→ Your objective: Repeat exactly the line with "Read all visible" and each line after it to the end of the data below; pictures stay out.
[Opening Given records section]
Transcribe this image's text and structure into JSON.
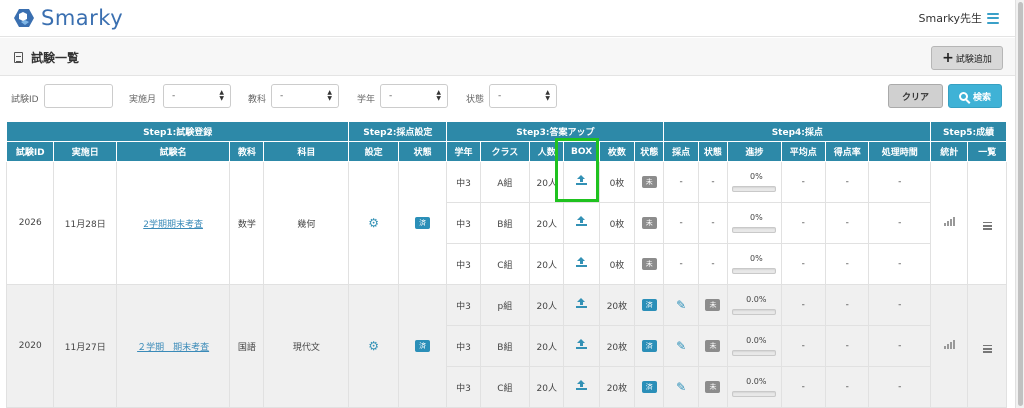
{
  "app": {
    "logo_text": "Smarky",
    "teacher": "Smarky先生"
  },
  "page": {
    "title": "試験一覧",
    "add_button": "試験追加"
  },
  "filters": {
    "exam_id_label": "試験ID",
    "month_label": "実施月",
    "month_value": "-",
    "subject_label": "教科",
    "subject_value": "-",
    "grade_label": "学年",
    "grade_value": "-",
    "status_label": "状態",
    "status_value": "-",
    "clear_button": "クリア",
    "search_button": "検索"
  },
  "table": {
    "groups": {
      "step1": "Step1:試験登録",
      "step2": "Step2:採点設定",
      "step3": "Step3:答案アップ",
      "step4": "Step4:採点",
      "step5": "Step5:成績"
    },
    "columns": [
      "試験ID",
      "実施日",
      "試験名",
      "教科",
      "科目",
      "設定",
      "状態",
      "学年",
      "クラス",
      "人数",
      "BOX",
      "枚数",
      "状態",
      "採点",
      "状態",
      "進捗",
      "平均点",
      "得点率",
      "処理時間",
      "統計",
      "一覧"
    ],
    "exams": [
      {
        "id": "2026",
        "date": "11月28日",
        "name": "2学期期末考査",
        "subject": "数学",
        "course": "幾何",
        "setting_status": "済",
        "rows": [
          {
            "grade": "中3",
            "class": "A組",
            "count": "20人",
            "sheets": "0枚",
            "up_status": "未",
            "scoring": "-",
            "score_status": "-",
            "progress": "0%",
            "avg": "-",
            "rate": "-",
            "time": "-"
          },
          {
            "grade": "中3",
            "class": "B組",
            "count": "20人",
            "sheets": "0枚",
            "up_status": "未",
            "scoring": "-",
            "score_status": "-",
            "progress": "0%",
            "avg": "-",
            "rate": "-",
            "time": "-"
          },
          {
            "grade": "中3",
            "class": "C組",
            "count": "20人",
            "sheets": "0枚",
            "up_status": "未",
            "scoring": "-",
            "score_status": "-",
            "progress": "0%",
            "avg": "-",
            "rate": "-",
            "time": "-"
          }
        ]
      },
      {
        "id": "2020",
        "date": "11月27日",
        "name": "２学期　期末考査",
        "subject": "国語",
        "course": "現代文",
        "setting_status": "済",
        "rows": [
          {
            "grade": "中3",
            "class": "p組",
            "count": "20人",
            "sheets": "20枚",
            "up_status": "済",
            "score_status": "未",
            "progress": "0.0%",
            "avg": "-",
            "rate": "-",
            "time": "-"
          },
          {
            "grade": "中3",
            "class": "B組",
            "count": "20人",
            "sheets": "20枚",
            "up_status": "済",
            "score_status": "未",
            "progress": "0.0%",
            "avg": "-",
            "rate": "-",
            "time": "-"
          },
          {
            "grade": "中3",
            "class": "C組",
            "count": "20人",
            "sheets": "20枚",
            "up_status": "済",
            "score_status": "未",
            "progress": "0.0%",
            "avg": "-",
            "rate": "-",
            "time": "-"
          }
        ]
      }
    ]
  },
  "colors": {
    "header": "#2d89a8",
    "accent": "#3fb2d6",
    "highlight": "#1fc21f"
  },
  "icons": {
    "settings": "gear-icon",
    "upload": "upload-icon",
    "edit": "pencil-icon",
    "stats": "signal-icon",
    "list": "list-icon"
  }
}
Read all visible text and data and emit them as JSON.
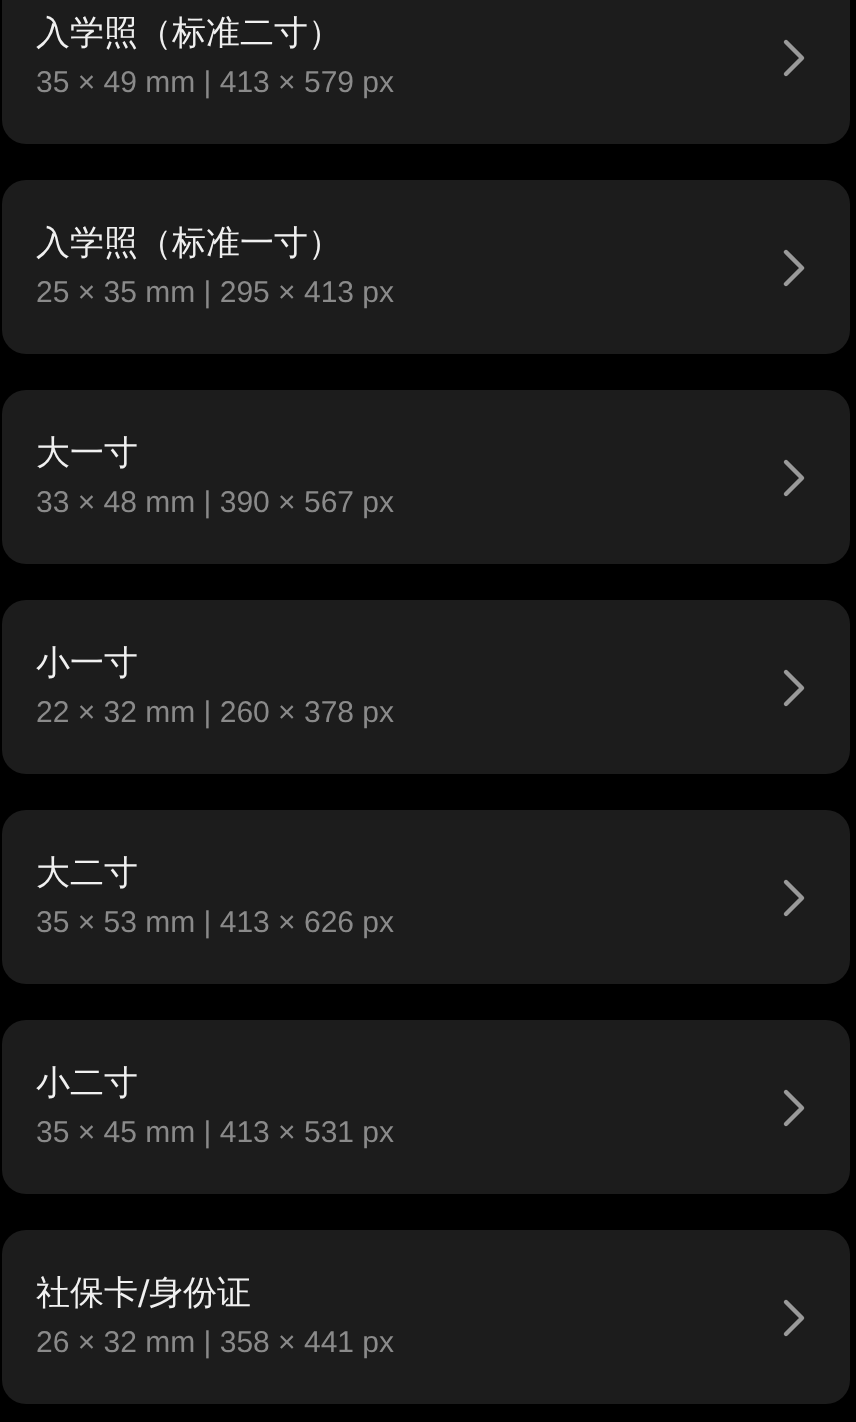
{
  "items": [
    {
      "title": "入学照（标准二寸）",
      "size": "35 × 49 mm | 413 × 579 px"
    },
    {
      "title": "入学照（标准一寸）",
      "size": "25 × 35 mm | 295 × 413 px"
    },
    {
      "title": "大一寸",
      "size": "33 × 48 mm | 390 × 567 px"
    },
    {
      "title": "小一寸",
      "size": "22 × 32 mm | 260 × 378 px"
    },
    {
      "title": "大二寸",
      "size": "35 × 53 mm | 413 × 626 px"
    },
    {
      "title": "小二寸",
      "size": "35 × 45 mm | 413 × 531 px"
    },
    {
      "title": "社保卡/身份证",
      "size": "26 × 32 mm | 358 × 441 px"
    }
  ]
}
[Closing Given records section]
→ Solution to this exercise:
Read all visible text and data and emit them as JSON.
{
  "items": [
    {
      "title": "入学照（标准二寸）",
      "size": "35 × 49 mm | 413 × 579 px"
    },
    {
      "title": "入学照（标准一寸）",
      "size": "25 × 35 mm | 295 × 413 px"
    },
    {
      "title": "大一寸",
      "size": "33 × 48 mm | 390 × 567 px"
    },
    {
      "title": "小一寸",
      "size": "22 × 32 mm | 260 × 378 px"
    },
    {
      "title": "大二寸",
      "size": "35 × 53 mm | 413 × 626 px"
    },
    {
      "title": "小二寸",
      "size": "35 × 45 mm | 413 × 531 px"
    },
    {
      "title": "社保卡/身份证",
      "size": "26 × 32 mm | 358 × 441 px"
    }
  ]
}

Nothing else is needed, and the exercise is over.